Ian Tuckley, 32, from Hereford, was found guilty of abusing two young girls over a number of years.
The twice-divorced father of two, was convicted of 15 offences, including rape, following a trial lasting almost three weeks.
Jurors at Worcester Crown court found him guilty of raping and assaulting a girl aged between six and nine years old from 2006 to 2009.
He was also convicted of six counts of rape and four counts of indecent assault against another victim between 1996 and 2007, when the girl was aged between four and 15 years old.
Tuckley, of Farran Avenue, Credenhill, who served with the Royal Welsh Regiment and the SAS, lured one victim to his bedroom by promising to show her one of his guns before raping her, according to prosecutors.
On one occasion, he offered one of his two alleged victims sweets in exchange for sexual acts.
Tuckley was convicted alongside his brother-in-law, Martin Finney, from Walsall, West Midlands.
Finney, a paramedic, of Lord Street, was found guilty of 17 offences against one of Tuckley’s victims.
The 40-year-old was convicted of three counts of indecent assault, 12 counts of rape, and one count of assault by penetration.
He was also found guilty of one count of administering Entinox gas with intent to engage in sexual activity.
Jurors took 11 hours to convict the men, who had denied the charges.
Both were arrested in October last year after a complaint by one of the victims. They were brought to trial following a joint investigation by West Midlands Police and West Mercia Police.
Detective Sergeant Tim Powell, from West Mercia Police’s territorial policing unit in Herefordshire, said: ‘We are satisfied with today’s verdict and are very pleased that Ian Tuckley will now serve a significant custodial sentence.
‘It is reassuring to know that he is now likely to remain in prison for a considerable period of time and that the danger he posed has ended.
‘This case was a complicated one to investigate and I cannot praise the young victims and their families highly enough for their bravery and determination during the course of our investigation.

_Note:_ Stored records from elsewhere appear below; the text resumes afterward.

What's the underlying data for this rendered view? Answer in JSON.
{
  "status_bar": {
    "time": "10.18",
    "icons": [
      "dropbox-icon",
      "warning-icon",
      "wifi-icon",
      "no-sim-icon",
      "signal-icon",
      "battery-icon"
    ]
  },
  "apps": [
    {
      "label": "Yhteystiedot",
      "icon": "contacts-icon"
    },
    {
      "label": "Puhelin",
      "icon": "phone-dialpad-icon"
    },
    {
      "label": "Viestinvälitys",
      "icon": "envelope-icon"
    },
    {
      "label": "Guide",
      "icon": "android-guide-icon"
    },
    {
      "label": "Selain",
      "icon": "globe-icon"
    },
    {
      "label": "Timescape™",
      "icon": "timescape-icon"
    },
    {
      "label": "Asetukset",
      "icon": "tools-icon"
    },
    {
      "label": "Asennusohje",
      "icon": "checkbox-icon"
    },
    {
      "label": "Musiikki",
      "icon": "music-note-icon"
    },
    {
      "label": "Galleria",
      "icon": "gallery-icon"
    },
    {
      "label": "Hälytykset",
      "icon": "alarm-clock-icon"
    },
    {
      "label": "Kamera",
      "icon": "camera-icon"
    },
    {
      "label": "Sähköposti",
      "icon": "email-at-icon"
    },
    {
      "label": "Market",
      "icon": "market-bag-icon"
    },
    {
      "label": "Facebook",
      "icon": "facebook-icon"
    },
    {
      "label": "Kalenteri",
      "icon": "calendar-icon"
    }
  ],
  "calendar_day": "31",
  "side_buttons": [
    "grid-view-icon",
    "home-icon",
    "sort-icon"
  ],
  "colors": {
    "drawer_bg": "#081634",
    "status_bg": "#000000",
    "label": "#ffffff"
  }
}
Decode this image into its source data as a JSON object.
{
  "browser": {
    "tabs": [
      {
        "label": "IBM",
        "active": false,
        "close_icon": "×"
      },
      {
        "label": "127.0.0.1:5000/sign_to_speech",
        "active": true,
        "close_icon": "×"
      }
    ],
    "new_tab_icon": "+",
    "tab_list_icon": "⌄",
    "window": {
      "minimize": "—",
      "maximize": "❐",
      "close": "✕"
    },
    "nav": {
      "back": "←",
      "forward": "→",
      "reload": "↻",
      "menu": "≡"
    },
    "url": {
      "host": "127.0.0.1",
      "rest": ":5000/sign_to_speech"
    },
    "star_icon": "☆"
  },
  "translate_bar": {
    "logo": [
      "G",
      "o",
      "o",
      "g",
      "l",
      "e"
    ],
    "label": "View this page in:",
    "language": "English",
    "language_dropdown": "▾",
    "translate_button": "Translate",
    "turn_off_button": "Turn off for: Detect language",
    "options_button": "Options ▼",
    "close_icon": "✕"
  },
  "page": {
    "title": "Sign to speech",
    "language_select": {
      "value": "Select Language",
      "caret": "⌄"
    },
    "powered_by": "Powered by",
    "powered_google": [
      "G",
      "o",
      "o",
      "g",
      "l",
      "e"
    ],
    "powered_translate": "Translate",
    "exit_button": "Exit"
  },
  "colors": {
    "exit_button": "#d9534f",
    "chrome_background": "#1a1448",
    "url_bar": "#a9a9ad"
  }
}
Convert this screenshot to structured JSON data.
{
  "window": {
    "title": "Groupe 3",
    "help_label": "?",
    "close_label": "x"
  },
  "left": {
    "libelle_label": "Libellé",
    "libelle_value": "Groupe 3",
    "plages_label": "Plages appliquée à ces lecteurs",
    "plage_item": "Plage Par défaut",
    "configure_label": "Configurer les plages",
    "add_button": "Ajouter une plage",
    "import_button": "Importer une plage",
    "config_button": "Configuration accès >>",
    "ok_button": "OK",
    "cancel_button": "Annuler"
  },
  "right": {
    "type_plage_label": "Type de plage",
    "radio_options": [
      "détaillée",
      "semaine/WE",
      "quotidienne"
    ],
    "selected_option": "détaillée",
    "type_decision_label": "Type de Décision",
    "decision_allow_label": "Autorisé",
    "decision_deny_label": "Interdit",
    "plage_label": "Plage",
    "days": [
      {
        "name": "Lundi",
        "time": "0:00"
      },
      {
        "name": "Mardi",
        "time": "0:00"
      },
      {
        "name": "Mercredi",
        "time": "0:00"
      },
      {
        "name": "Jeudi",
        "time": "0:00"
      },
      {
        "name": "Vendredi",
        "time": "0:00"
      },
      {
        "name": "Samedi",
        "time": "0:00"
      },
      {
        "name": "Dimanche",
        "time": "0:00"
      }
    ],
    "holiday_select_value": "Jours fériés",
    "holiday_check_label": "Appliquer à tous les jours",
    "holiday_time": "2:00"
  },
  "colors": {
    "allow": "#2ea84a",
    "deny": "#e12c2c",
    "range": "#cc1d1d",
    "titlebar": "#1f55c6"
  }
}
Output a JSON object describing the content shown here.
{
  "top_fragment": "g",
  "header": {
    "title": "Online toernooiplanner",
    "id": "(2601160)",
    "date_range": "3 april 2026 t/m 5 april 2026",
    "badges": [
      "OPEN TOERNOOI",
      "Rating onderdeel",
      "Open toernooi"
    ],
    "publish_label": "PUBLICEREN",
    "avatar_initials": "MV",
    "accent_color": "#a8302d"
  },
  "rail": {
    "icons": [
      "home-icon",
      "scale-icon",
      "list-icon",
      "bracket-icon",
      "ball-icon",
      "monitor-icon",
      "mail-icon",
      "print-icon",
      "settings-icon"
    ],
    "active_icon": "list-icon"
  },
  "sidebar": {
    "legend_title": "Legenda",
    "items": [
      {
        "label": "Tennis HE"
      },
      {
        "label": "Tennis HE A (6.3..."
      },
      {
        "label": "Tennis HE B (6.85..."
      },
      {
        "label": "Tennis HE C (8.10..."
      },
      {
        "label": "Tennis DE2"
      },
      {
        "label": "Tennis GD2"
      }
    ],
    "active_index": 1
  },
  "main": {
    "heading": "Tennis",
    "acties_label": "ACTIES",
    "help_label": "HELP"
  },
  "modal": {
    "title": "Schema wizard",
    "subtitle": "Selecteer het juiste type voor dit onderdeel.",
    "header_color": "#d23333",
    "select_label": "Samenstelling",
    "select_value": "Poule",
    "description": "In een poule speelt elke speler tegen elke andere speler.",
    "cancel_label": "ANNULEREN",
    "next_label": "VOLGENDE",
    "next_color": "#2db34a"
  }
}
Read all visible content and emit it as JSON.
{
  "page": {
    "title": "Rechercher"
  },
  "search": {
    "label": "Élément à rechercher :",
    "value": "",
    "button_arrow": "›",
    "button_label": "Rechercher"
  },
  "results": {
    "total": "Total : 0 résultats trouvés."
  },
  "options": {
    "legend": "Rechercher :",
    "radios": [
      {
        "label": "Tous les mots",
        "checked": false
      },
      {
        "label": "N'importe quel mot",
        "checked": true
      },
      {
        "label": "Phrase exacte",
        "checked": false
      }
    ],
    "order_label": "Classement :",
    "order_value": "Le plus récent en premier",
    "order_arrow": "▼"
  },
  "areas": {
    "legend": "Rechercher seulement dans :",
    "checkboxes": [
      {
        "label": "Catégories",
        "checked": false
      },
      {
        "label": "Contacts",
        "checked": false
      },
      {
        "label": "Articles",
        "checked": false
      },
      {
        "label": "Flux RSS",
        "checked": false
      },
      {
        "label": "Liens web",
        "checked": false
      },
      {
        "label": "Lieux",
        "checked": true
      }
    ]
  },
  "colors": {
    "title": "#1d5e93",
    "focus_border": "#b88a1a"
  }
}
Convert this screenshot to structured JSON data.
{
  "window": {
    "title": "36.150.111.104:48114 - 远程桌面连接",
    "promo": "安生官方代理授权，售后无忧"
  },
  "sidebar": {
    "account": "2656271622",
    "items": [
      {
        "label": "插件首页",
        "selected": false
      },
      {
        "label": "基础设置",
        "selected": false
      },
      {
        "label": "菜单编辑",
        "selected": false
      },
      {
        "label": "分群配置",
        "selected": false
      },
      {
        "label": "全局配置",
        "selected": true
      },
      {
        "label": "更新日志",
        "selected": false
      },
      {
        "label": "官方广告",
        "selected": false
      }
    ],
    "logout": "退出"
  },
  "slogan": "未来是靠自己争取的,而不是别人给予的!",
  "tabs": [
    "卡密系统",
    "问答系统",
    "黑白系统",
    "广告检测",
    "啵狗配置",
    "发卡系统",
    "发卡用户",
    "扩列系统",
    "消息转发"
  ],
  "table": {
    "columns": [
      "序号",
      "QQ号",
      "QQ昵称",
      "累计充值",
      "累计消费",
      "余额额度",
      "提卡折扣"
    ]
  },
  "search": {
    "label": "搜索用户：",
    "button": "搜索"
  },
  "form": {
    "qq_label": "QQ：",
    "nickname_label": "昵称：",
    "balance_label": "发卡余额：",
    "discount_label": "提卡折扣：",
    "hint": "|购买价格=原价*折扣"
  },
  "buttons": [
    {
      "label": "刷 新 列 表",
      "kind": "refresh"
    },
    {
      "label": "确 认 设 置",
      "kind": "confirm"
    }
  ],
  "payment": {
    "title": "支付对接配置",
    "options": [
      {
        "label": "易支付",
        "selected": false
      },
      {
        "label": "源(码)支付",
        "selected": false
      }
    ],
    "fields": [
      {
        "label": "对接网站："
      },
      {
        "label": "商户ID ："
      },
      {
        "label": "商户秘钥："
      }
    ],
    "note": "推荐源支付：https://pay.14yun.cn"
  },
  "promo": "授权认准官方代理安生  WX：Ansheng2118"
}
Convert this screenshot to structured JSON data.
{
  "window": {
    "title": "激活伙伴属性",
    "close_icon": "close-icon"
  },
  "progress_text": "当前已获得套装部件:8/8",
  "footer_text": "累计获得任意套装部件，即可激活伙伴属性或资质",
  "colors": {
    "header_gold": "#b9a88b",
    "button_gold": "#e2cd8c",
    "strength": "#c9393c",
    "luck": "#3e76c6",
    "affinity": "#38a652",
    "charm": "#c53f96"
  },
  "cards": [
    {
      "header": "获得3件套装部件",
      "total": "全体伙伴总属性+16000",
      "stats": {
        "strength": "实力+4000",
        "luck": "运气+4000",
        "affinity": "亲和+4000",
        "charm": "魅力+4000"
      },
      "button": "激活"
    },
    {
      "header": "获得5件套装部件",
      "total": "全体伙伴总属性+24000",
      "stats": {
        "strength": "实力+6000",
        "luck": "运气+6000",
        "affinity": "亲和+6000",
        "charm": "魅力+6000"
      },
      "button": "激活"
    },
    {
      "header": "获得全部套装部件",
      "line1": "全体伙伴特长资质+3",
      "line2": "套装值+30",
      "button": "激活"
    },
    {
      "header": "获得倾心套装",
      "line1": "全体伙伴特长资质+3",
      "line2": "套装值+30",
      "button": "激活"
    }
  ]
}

‘I would personally like to thank the victims and those that supported them for the patience and dignity they have shown through what has been a long and complex criminal justice process.’